Posture and strength also play an important role in the horses ability to engage the hind end. The slope of the sacrum varies depending on the strength of the core muscles. When they are toned they hold the lumbosacral joint in slight flexion allowing the hind legs to step further under the horse. A weak core will limit the ability to achieve this flexion through the lumbosacral joint resulting in inconsistent or complete lack of engagement.

(Figure 3)

Figure 3 highlights the relationship between pelvic angle and hind end engagement. The top photo shows the horse with the more sloped pelvis (green lines) and his ability to step further underneath (red line), whereas the bottom photo shows that the horse with the flatter pelvis which is unable to step as far under. The blue line highlights the length of the length of back behind the saddle.

Active and inactive hind leg

The difference between an active and inactive hind leg is energy. An active hind leg will flex at the joints, step underneath and propel the horse forward, while an inactive hind leg will often result in reduced joint flexion, therefore toe dragging and their hind legs ‘out behind’. If your horse is struggling to flex through his hind joints its important to rule out whether is due to laziness, pain, joint restriction or conformation therefore you should seek advice form a veterinary professional to reduce the risk of injury.

To Conclude

Hind end engagement isn’t as simple as hoof placement, it is overall conformation, muscle strength, posture, joint mobility and energy. If your horse is struggling to engage its hind end its important to stop and ask why?

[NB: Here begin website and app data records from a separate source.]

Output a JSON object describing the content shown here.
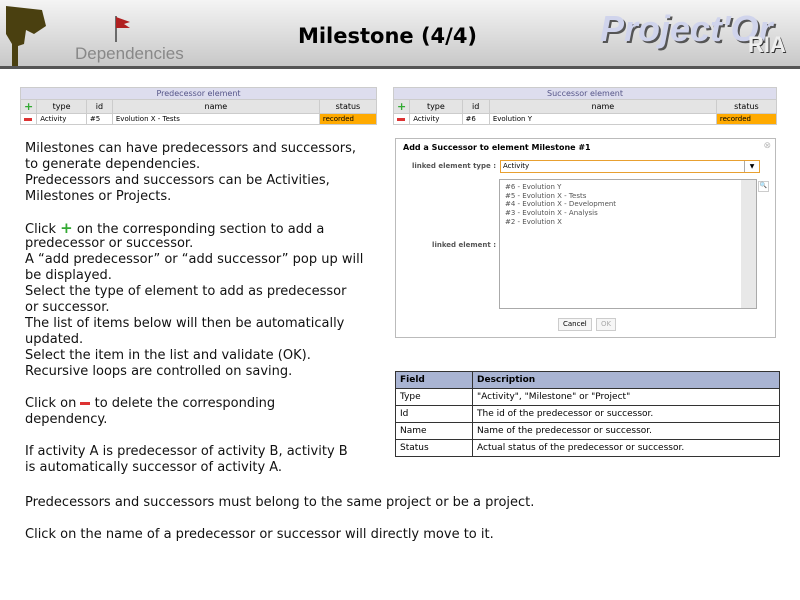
{
  "header": {
    "section": "Dependencies",
    "title": "Milestone (4/4)",
    "brand": "Project'Or",
    "brand_sub": "RIA"
  },
  "predecessor": {
    "caption": "Predecessor element",
    "cols": [
      "type",
      "id",
      "name",
      "status"
    ],
    "row": {
      "type": "Activity",
      "id": "#5",
      "name": "Evolution X - Tests",
      "status": "recorded"
    }
  },
  "successor": {
    "caption": "Successor element",
    "cols": [
      "type",
      "id",
      "name",
      "status"
    ],
    "row": {
      "type": "Activity",
      "id": "#6",
      "name": "Evolution Y",
      "status": "recorded"
    }
  },
  "text": [
    "Milestones can have predecessors and successors,",
    "to generate dependencies.",
    "Predecessors and successors can be Activities,",
    "Milestones or Projects.",
    "Click",
    "on the corresponding section to add a",
    "predecessor or successor.",
    "A “add predecessor” or “add successor” pop up will",
    "be displayed.",
    "Select the type of element to add as predecessor",
    "or successor.",
    "The list of items below will then be automatically",
    "updated.",
    "Select the item in the list and validate (OK).",
    "Recursive loops are controlled on saving.",
    "Click on",
    "to delete the corresponding",
    "dependency.",
    "If activity A is predecessor of activity B, activity B",
    "is automatically successor of activity A.",
    "Predecessors and successors must belong to the same project or be a project.",
    "Click on the name of a predecessor or successor will directly move to it."
  ],
  "dialog": {
    "title": "Add a Successor to element Milestone #1",
    "type_label": "linked element type :",
    "type_value": "Activity",
    "element_label": "linked element :",
    "items": [
      "#6 - Evolution Y",
      "#5 - Evolution X - Tests",
      "#4 - Evolution X - Development",
      "#3 - Evolutoin X - Analysis",
      "#2 - Evolution X"
    ],
    "cancel": "Cancel",
    "ok": "OK"
  },
  "fields": {
    "headers": [
      "Field",
      "Description"
    ],
    "rows": [
      [
        "Type",
        "\"Activity\", \"Milestone\" or \"Project\""
      ],
      [
        "Id",
        "The id of the predecessor or successor."
      ],
      [
        "Name",
        "Name of the predecessor or successor."
      ],
      [
        "Status",
        "Actual status of the predecessor or successor."
      ]
    ]
  }
}
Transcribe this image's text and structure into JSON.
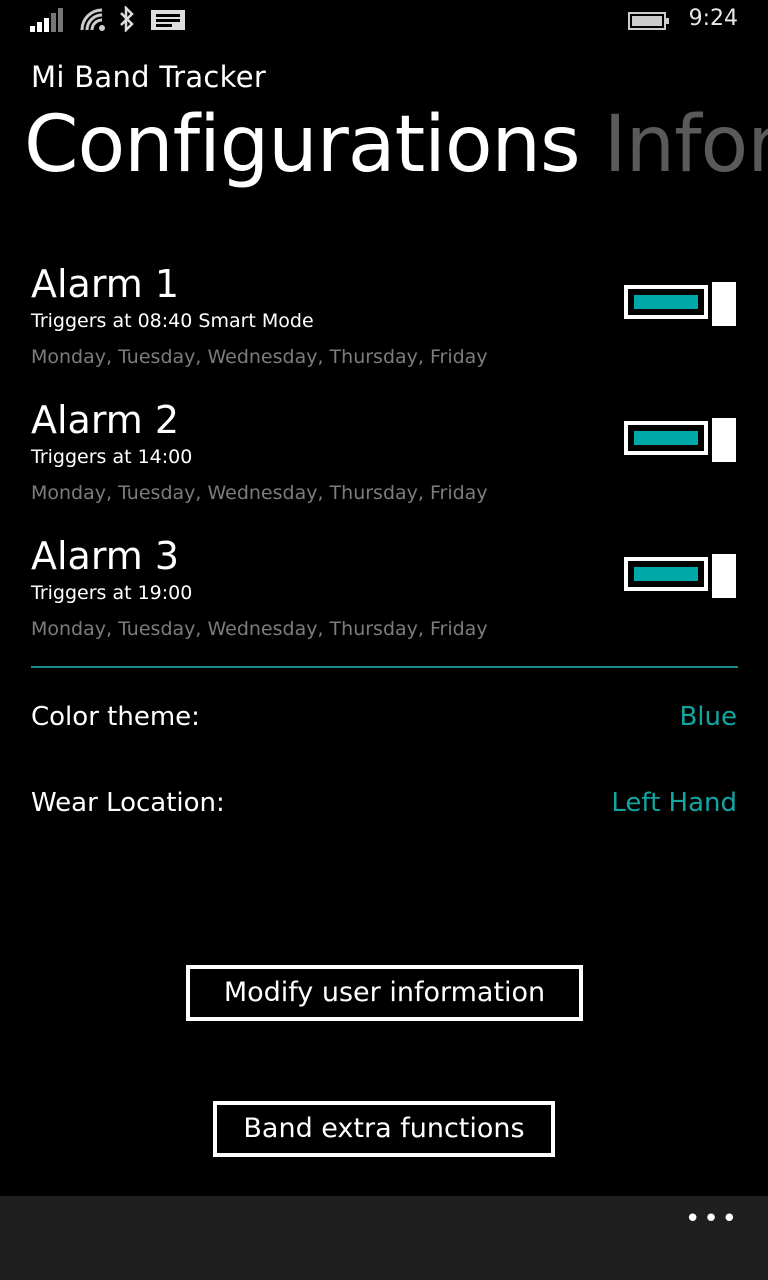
{
  "status_bar": {
    "time": "9:24",
    "icons": [
      "signal-icon",
      "wifi-icon",
      "bluetooth-icon",
      "message-icon",
      "battery-icon"
    ]
  },
  "app_title": "Mi Band Tracker",
  "pivot": {
    "active": "Configurations",
    "next": "Infor"
  },
  "alarms": [
    {
      "name": "Alarm 1",
      "trigger": "Triggers at 08:40 Smart Mode",
      "days": "Monday, Tuesday, Wednesday, Thursday, Friday",
      "enabled": true
    },
    {
      "name": "Alarm 2",
      "trigger": "Triggers at 14:00",
      "days": "Monday, Tuesday, Wednesday, Thursday, Friday",
      "enabled": true
    },
    {
      "name": "Alarm 3",
      "trigger": "Triggers at 19:00",
      "days": "Monday, Tuesday, Wednesday, Thursday, Friday",
      "enabled": true
    }
  ],
  "settings": {
    "color_theme": {
      "label": "Color theme:",
      "value": "Blue"
    },
    "wear_location": {
      "label": "Wear Location:",
      "value": "Left Hand"
    }
  },
  "buttons": {
    "modify_user": "Modify user information",
    "band_extra": "Band extra functions"
  },
  "app_bar": {
    "more": "•••"
  },
  "colors": {
    "accent": "#00a9a8",
    "background": "#000000",
    "app_bar": "#1f1f1f"
  }
}
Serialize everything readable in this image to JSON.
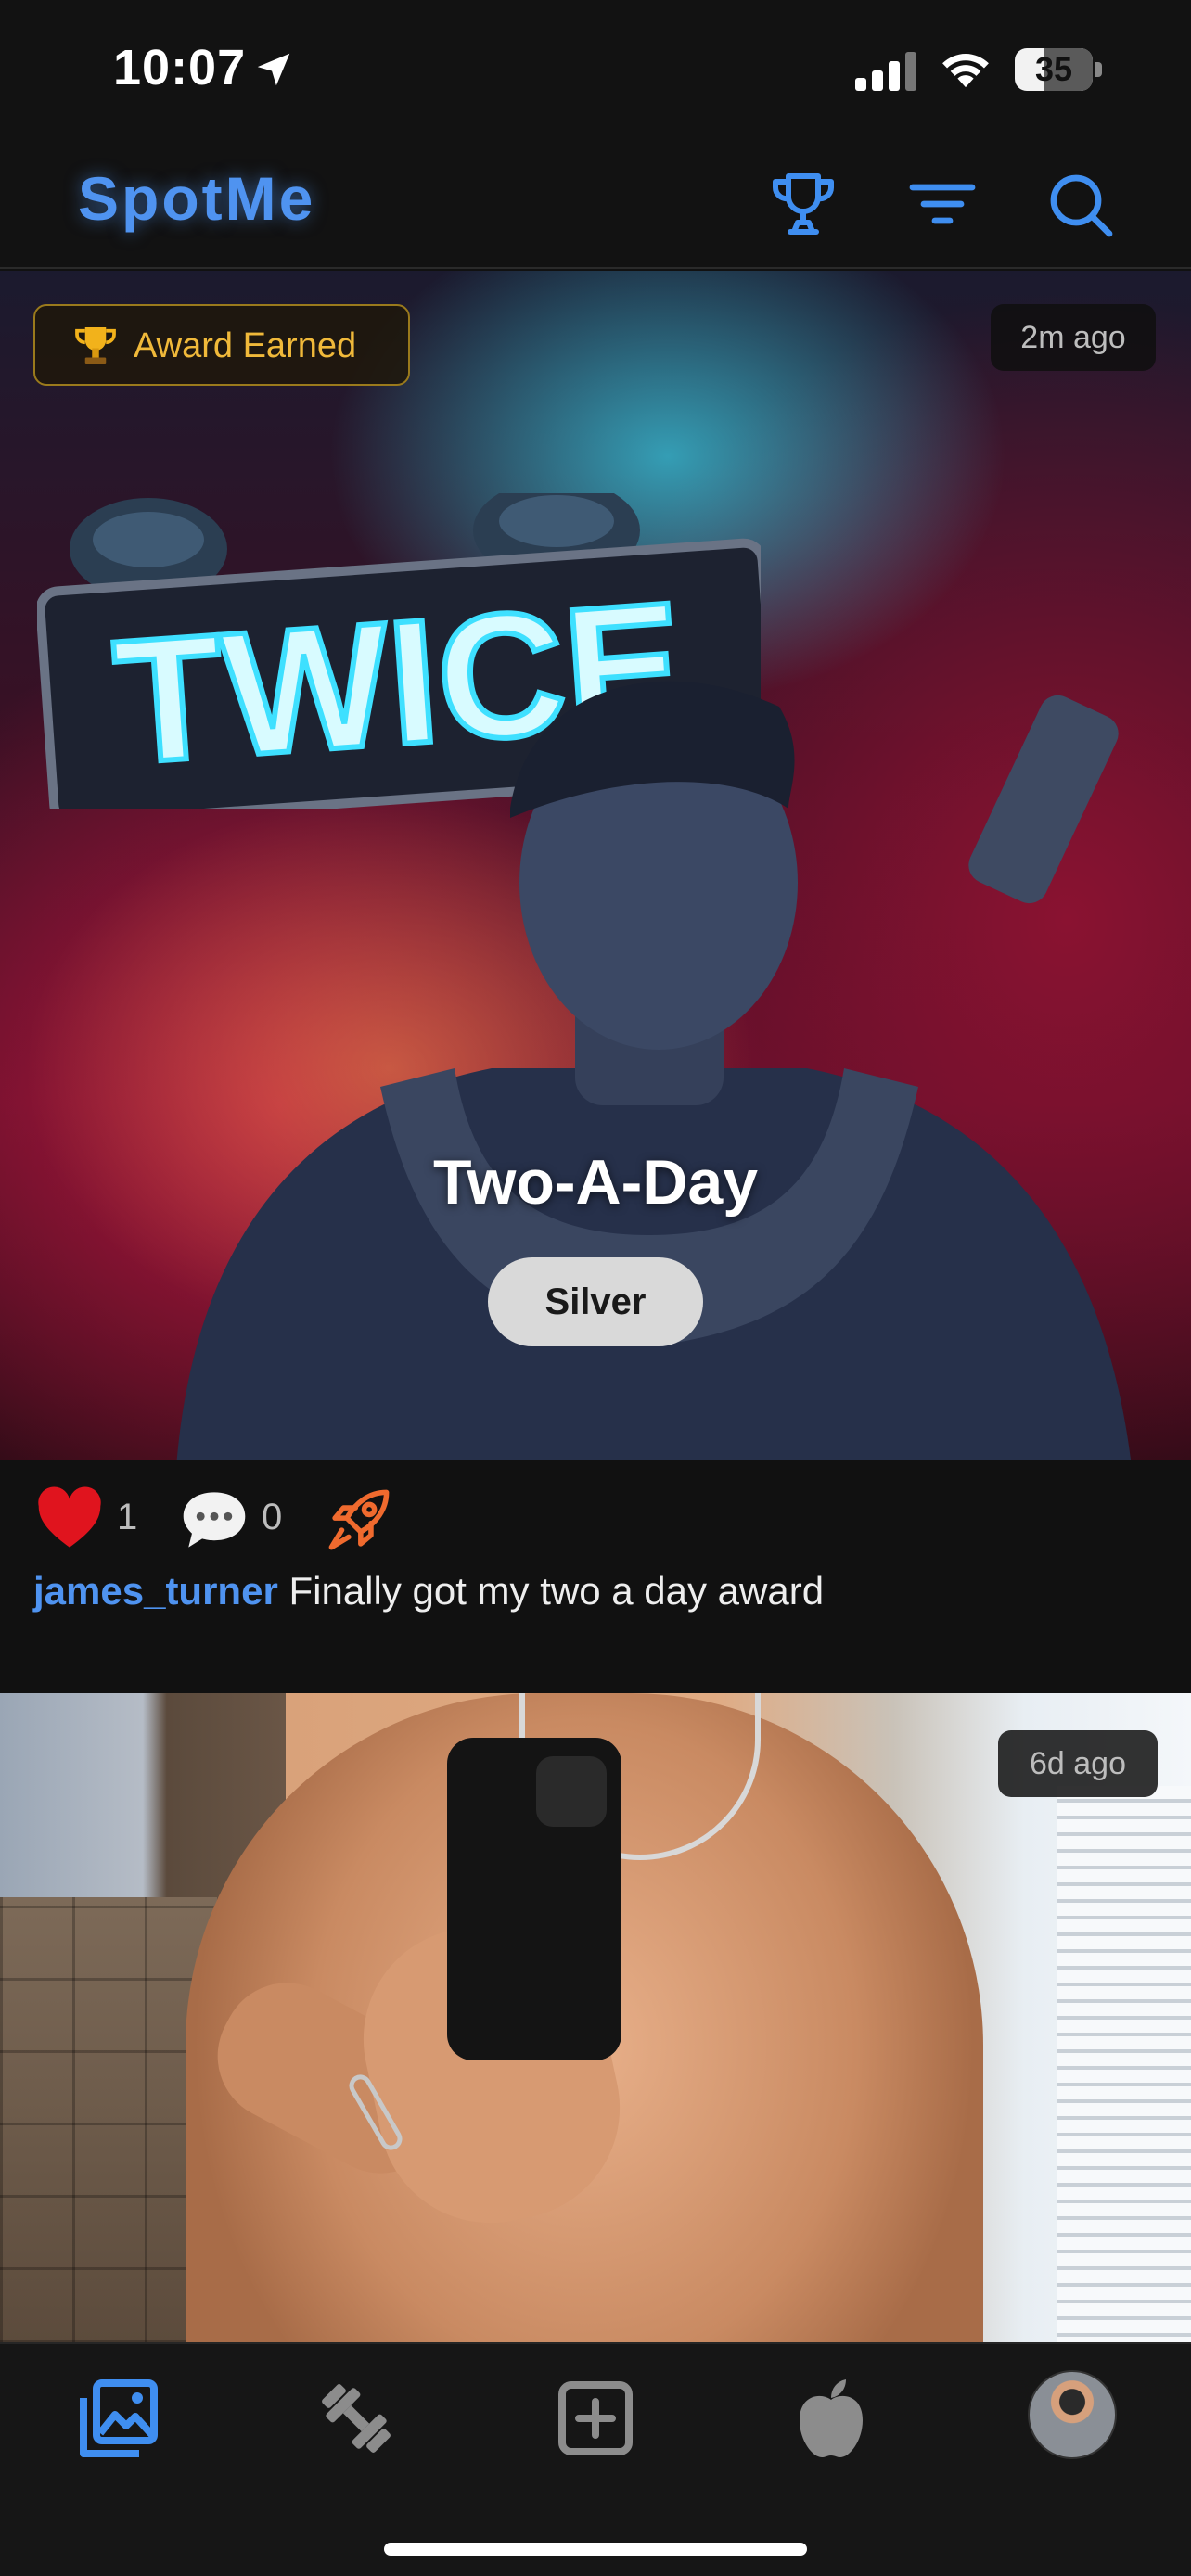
{
  "status_bar": {
    "time": "10:07",
    "battery": "35"
  },
  "header": {
    "brand": "SpotMe",
    "icons": [
      "trophy-icon",
      "filter-icon",
      "search-icon"
    ],
    "accent": "#4f93f0"
  },
  "posts": [
    {
      "badge": "Award Earned",
      "time_ago": "2m ago",
      "award_name": "Two-A-Day",
      "level": "Silver",
      "sign_text": "TWICE",
      "likes": "1",
      "comments": "0",
      "username": "james_turner",
      "caption": "Finally got my two a day award"
    },
    {
      "time_ago": "6d ago"
    }
  ],
  "tab_bar": {
    "items": [
      "gallery-icon",
      "dumbbell-icon",
      "add-post-icon",
      "nutrition-icon",
      "profile-avatar"
    ],
    "active": "gallery-icon"
  }
}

As pushing a horse to ‘track up‘ when their conformation prohibits this range of motion or they are lacking in strength, will lead to injury.

Having a greater understanding of what true engagement looks like and how conformation and posture play an important role, will help you in your training and hopefully help prevent injuries.

24 views0 comments

Recent Posts

See All


bottom of page